4) Throat size is WECO standard 0.7" or about 18mm

5) Cast aluminium has roughed surface perhaps performing boundary layer excitation (BLE) - the intentional creation of small modes which prevent larger ones from developing. Earlier in wooden horn building I was surprised that the horns sounded better before they were sanded and finished. The better they looked the worse they sounded. This is perhaps why. Of course we stopped finishing them...


A simular texture is used in reproduction for this reason.


6) Exponential expansion begins after 180mm from throat origin alongside the linear which continues and determines the output pattern. The linear propagates in the lateral expansion - the exponential the top and bottom. You might want to call this a radial horn however it is purely linear for the first 180mm, then becomes the hybrid which is termed radial - but with multicellular separations.


In conclusion the expansion is 30° opening angle linear for 70mm then this is divided into 4 asymmetric linear cells which approximate exponential expansions. These increase to 50° linear   in total at 90mm and go for an additional 90mm. At this point another exponential expansion begins on the top and bottom (going into radial) further increasing the expansion accordingly. It is a thus compound horn: linear 30°linear/multi cell 50°, then radial multi-cell.

Further interior examination shows there are two different countours of the four cells. 


These are grouped as the two internal cells and the two external cells. Each being slightly different to each other. These individual linear expansions appear to approximate exponential.


They are different even if we consider the spherical wave expansion as can be seen in another x-ray view.


This is probably enough to separate the 12024 horn from other other horns. One can only wonder how this horn was developed.

Horn material makes a difference in the sound - as sound waves inevitably travel through solids with increased speed the material also alters them - accentuating some frequencies and attenuating others. These waves then leave the material ahead of the sound traveling only in the air inside the horn. The original aluminium lends a ringing character (or glare) when compared to plastic, wood or bronze - as can be expected. Plastic improves on aluminium in reduction of glare and is noticeable when directly comparing the two materials side by side. AL was probably selected for production or/and ruggedness in a commercial environment rather than for epicurean reasons. Bronze takes on a quieter, clearer and more present aspect. It also lends a sweetness or naturalness something like nickel does in transformer cores. Wood has its own and lighter form of natural sound. Combining these works very well.
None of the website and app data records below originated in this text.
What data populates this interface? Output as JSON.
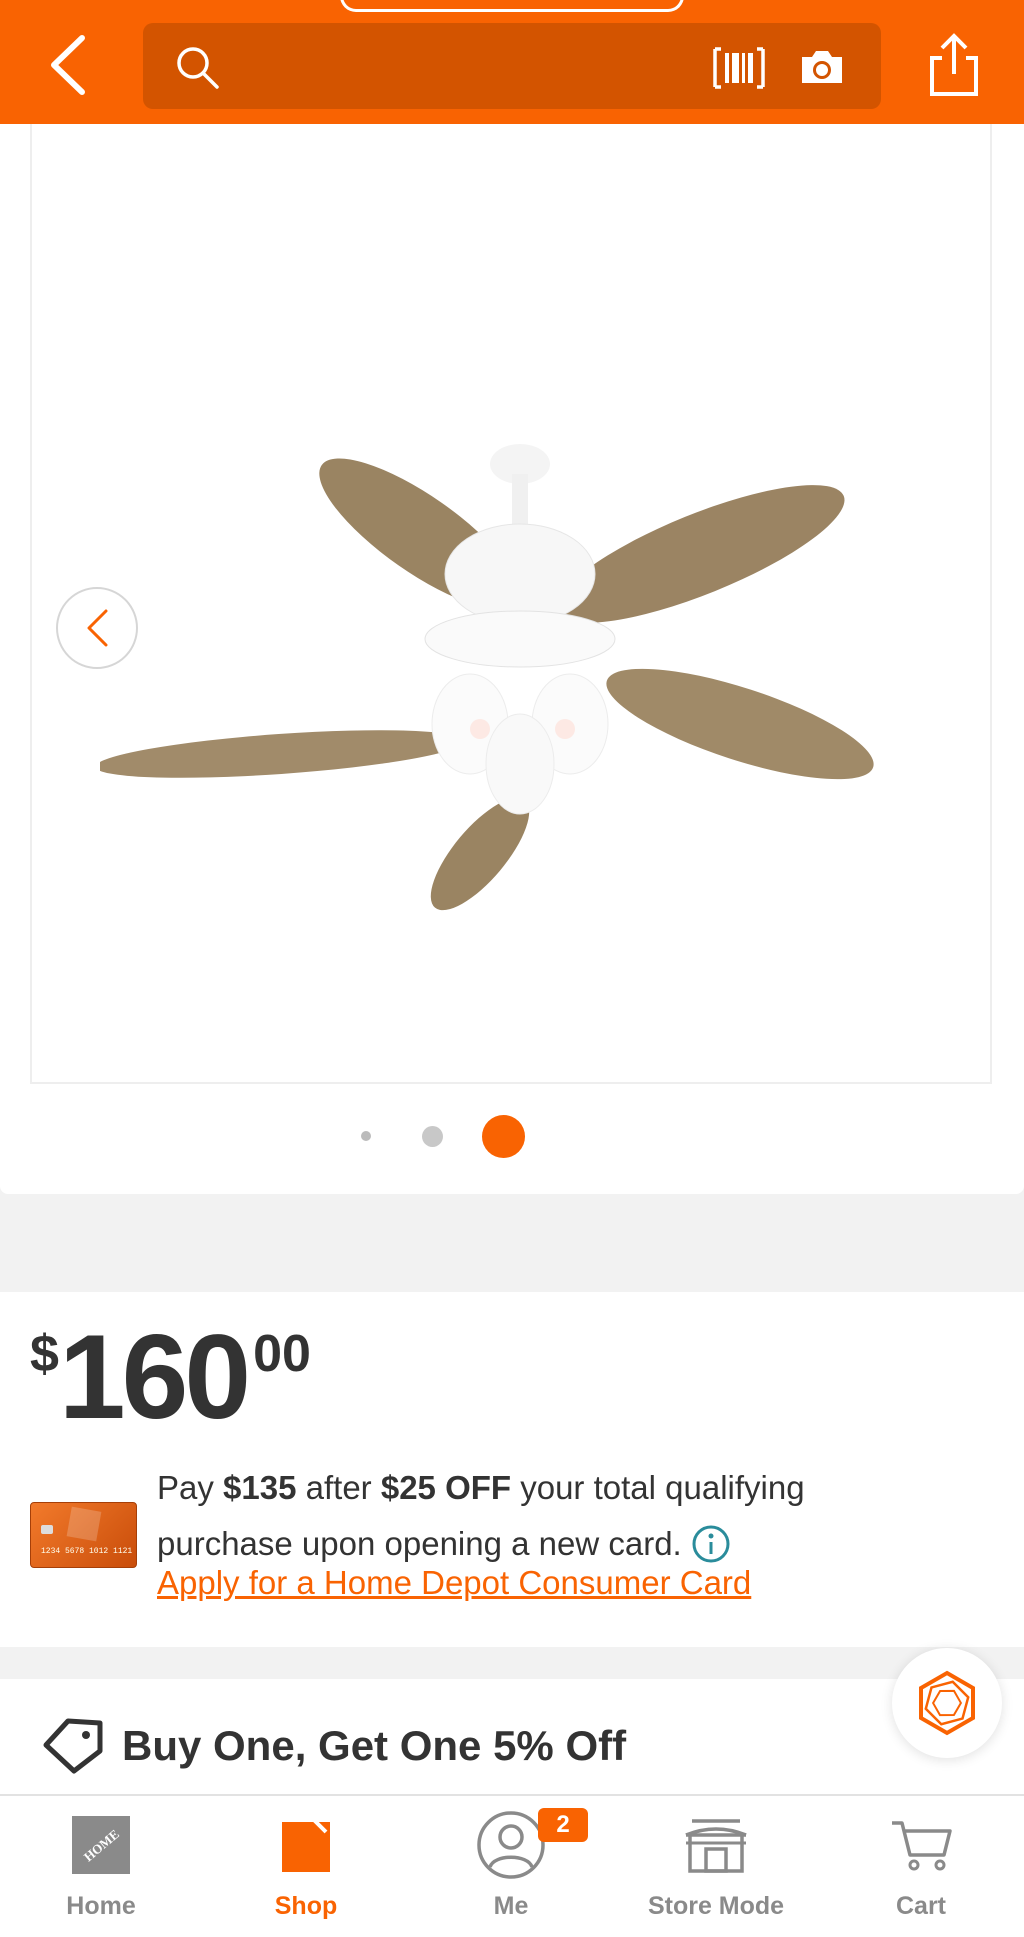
{
  "header": {
    "search_placeholder": ""
  },
  "gallery": {
    "image_alt": "White ceiling fan with five wood-tone blades and light kit",
    "current_index": 3,
    "total": 3
  },
  "price": {
    "dollar_sign": "$",
    "whole": "160",
    "cents": "00"
  },
  "offer": {
    "pay_prefix": "Pay ",
    "pay_amount": "$135",
    "after": " after ",
    "discount": "$25 OFF",
    "line1_suffix": " your total qualifying",
    "line2": "purchase upon opening a new card.",
    "apply_link": "Apply for a Home Depot Consumer Card"
  },
  "promo": {
    "title": "Buy One, Get One 5% Off"
  },
  "nav": {
    "home": "Home",
    "shop": "Shop",
    "me": "Me",
    "me_badge": "2",
    "store_mode": "Store Mode",
    "cart": "Cart"
  },
  "colors": {
    "brand": "#f96302",
    "search_bg": "#d35400",
    "text": "#333333",
    "inactive": "#8a8a8a"
  }
}
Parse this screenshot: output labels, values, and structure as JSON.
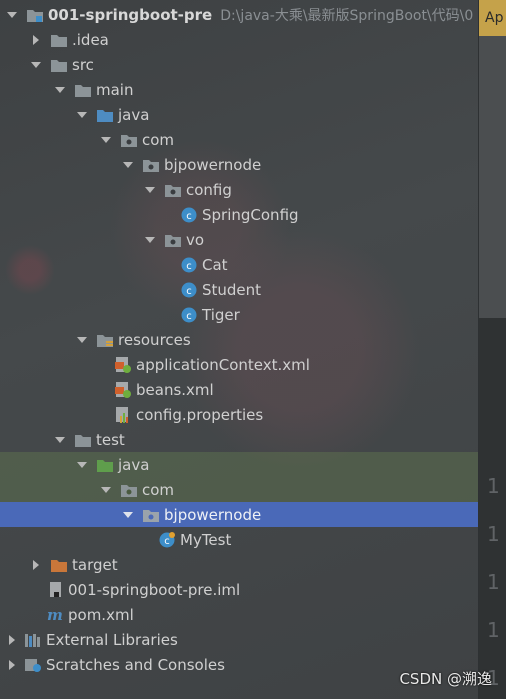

In summary, all of these elements combine in a horn which is singular in its natural presentation. It can go lower than other horns with similar mouth areas because there is less distortion near the mouth cut-off frequency. Most horns need a margin of an octave, or half and octave at best, above the mouth cut-off frequency to avoid noticeable distortions. The KS-12024 does not seem to require as much margin resulting in a smaller form factor for the frequencies it can propagate well. It is one of the best of all small horns in doing what it does.





In the another post I will talk about different drivers in the KS-12024 as well as compare the LM555, TAD 2001 and our proprietary driver with phenolic diaphragm.

Until then...





1 comment:

  1. Where are you crossing over? Sorry if I missed that somewhere.

    ReplyDelete